**Exercise**: Every line below that contains "Druck" is to be copied.

(Data provided)

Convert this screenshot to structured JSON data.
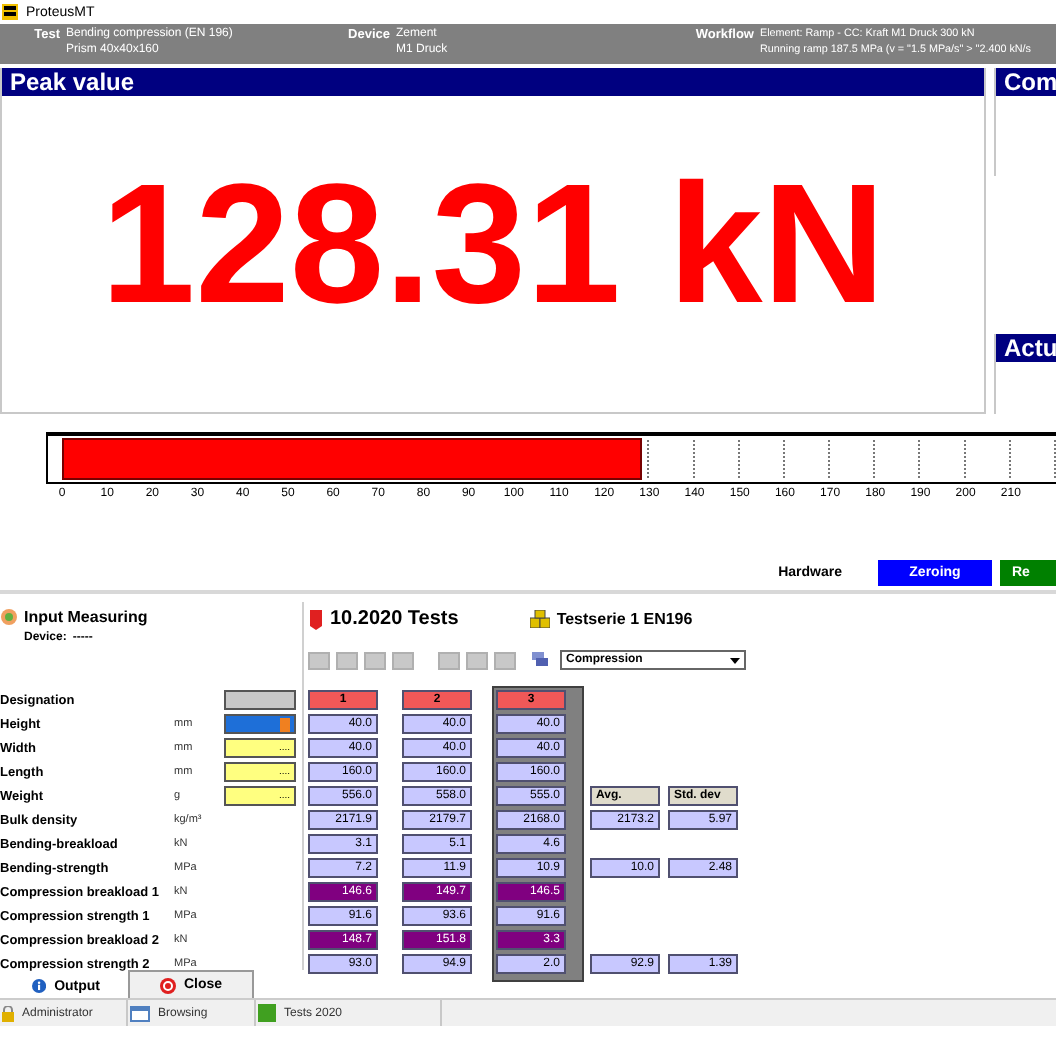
{
  "window": {
    "title": "ProteusMT"
  },
  "info": [
    {
      "label": "Test",
      "lines": [
        "Bending compression (EN 196)",
        "Prism 40x40x160"
      ]
    },
    {
      "label": "Device",
      "lines": [
        "Zement",
        "M1 Druck"
      ]
    },
    {
      "label": "Workflow",
      "lines": [
        "Element: Ramp - CC: Kraft M1 Druck 300 kN",
        "Running ramp 187.5 MPa (v = \"1.5 MPa/s\" > \"2.400 kN/s"
      ]
    }
  ],
  "peak": {
    "title": "Peak value",
    "reading": "128.31 kN"
  },
  "side_panels": [
    "Com",
    "Actu"
  ],
  "gauge": {
    "level": 0.5832,
    "scale_labels": [
      "0",
      "10",
      "20",
      "30",
      "40",
      "50",
      "60",
      "70",
      "80",
      "90",
      "100",
      "110",
      "120",
      "130",
      "140",
      "150",
      "160",
      "170",
      "180",
      "190",
      "200",
      "210"
    ]
  },
  "hardware": {
    "label": "Hardware",
    "buttons": [
      {
        "label": "Zeroing",
        "kind": "zero"
      },
      {
        "label": "Re",
        "kind": "run"
      }
    ]
  },
  "input_measuring": {
    "title": "Input Measuring",
    "device_label": "Device:",
    "device_value": "-----"
  },
  "series": {
    "title": "10.2020 Tests",
    "subtitle": "Testserie 1 EN196",
    "mode": "Compression"
  },
  "columns": [
    {
      "selected": false
    },
    {
      "selected": false
    },
    {
      "selected": true
    }
  ],
  "rows": [
    {
      "label": "Designation",
      "unit": "",
      "input": {
        "kind": "blank"
      },
      "cells": [
        {
          "text": "1",
          "kind": "label"
        },
        {
          "text": "2",
          "kind": "label"
        },
        {
          "text": "3",
          "kind": "label"
        }
      ]
    },
    {
      "label": "Height",
      "unit": "mm",
      "input": {
        "kind": "active"
      },
      "cells": [
        {
          "text": "40.0",
          "kind": "value"
        },
        {
          "text": "40.0",
          "kind": "value"
        },
        {
          "text": "40.0",
          "kind": "value"
        }
      ]
    },
    {
      "label": "Width",
      "unit": "mm",
      "input": {
        "kind": "pick",
        "text": "...."
      },
      "cells": [
        {
          "text": "40.0",
          "kind": "value"
        },
        {
          "text": "40.0",
          "kind": "value"
        },
        {
          "text": "40.0",
          "kind": "value"
        }
      ]
    },
    {
      "label": "Length",
      "unit": "mm",
      "input": {
        "kind": "pick",
        "text": "...."
      },
      "cells": [
        {
          "text": "160.0",
          "kind": "value"
        },
        {
          "text": "160.0",
          "kind": "value"
        },
        {
          "text": "160.0",
          "kind": "value"
        }
      ]
    },
    {
      "label": "Weight",
      "unit": "g",
      "input": {
        "kind": "pick",
        "text": "...."
      },
      "cells": [
        {
          "text": "556.0",
          "kind": "value"
        },
        {
          "text": "558.0",
          "kind": "value"
        },
        {
          "text": "555.0",
          "kind": "value"
        }
      ],
      "summary": [
        {
          "text": "Avg.",
          "kind": "heading"
        },
        {
          "text": "Std. dev",
          "kind": "heading"
        }
      ]
    },
    {
      "label": "Bulk density",
      "unit": "kg/m³",
      "cells": [
        {
          "text": "2171.9",
          "kind": "value"
        },
        {
          "text": "2179.7",
          "kind": "value"
        },
        {
          "text": "2168.0",
          "kind": "value"
        }
      ],
      "summary": [
        {
          "text": "2173.2",
          "kind": "value"
        },
        {
          "text": "5.97",
          "kind": "value"
        }
      ]
    },
    {
      "label": "Bending-breakload",
      "unit": "kN",
      "cells": [
        {
          "text": "3.1",
          "kind": "value"
        },
        {
          "text": "5.1",
          "kind": "value"
        },
        {
          "text": "4.6",
          "kind": "value"
        }
      ]
    },
    {
      "label": "Bending-strength",
      "unit": "MPa",
      "cells": [
        {
          "text": "7.2",
          "kind": "value"
        },
        {
          "text": "11.9",
          "kind": "value"
        },
        {
          "text": "10.9",
          "kind": "value"
        }
      ],
      "summary": [
        {
          "text": "10.0",
          "kind": "value"
        },
        {
          "text": "2.48",
          "kind": "value"
        }
      ]
    },
    {
      "label": "Compression breakload 1",
      "unit": "kN",
      "cells": [
        {
          "text": "146.6",
          "kind": "highlight"
        },
        {
          "text": "149.7",
          "kind": "highlight"
        },
        {
          "text": "146.5",
          "kind": "highlight"
        }
      ]
    },
    {
      "label": "Compression strength 1",
      "unit": "MPa",
      "cells": [
        {
          "text": "91.6",
          "kind": "value"
        },
        {
          "text": "93.6",
          "kind": "value"
        },
        {
          "text": "91.6",
          "kind": "value"
        }
      ]
    },
    {
      "label": "Compression breakload 2",
      "unit": "kN",
      "cells": [
        {
          "text": "148.7",
          "kind": "highlight"
        },
        {
          "text": "151.8",
          "kind": "highlight"
        },
        {
          "text": "3.3",
          "kind": "highlight"
        }
      ]
    },
    {
      "label": "Compression strength 2",
      "unit": "MPa",
      "cells": [
        {
          "text": "93.0",
          "kind": "value"
        },
        {
          "text": "94.9",
          "kind": "value"
        },
        {
          "text": "2.0",
          "kind": "value"
        }
      ],
      "summary": [
        {
          "text": "92.9",
          "kind": "value"
        },
        {
          "text": "1.39",
          "kind": "value"
        }
      ]
    }
  ],
  "tabs": [
    {
      "label": "Output",
      "kind": "info",
      "selected": false
    },
    {
      "label": "Close",
      "kind": "close",
      "selected": true
    }
  ],
  "status_bar": [
    {
      "text": "Administrator",
      "kind": "user"
    },
    {
      "text": "Browsing",
      "kind": "window"
    },
    {
      "text": "Tests 2020",
      "kind": "folder"
    }
  ]
}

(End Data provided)

**Answer**:
        "M1 Druck"
        "Element: Ramp - CC: Kraft M1 Druck 300 kN",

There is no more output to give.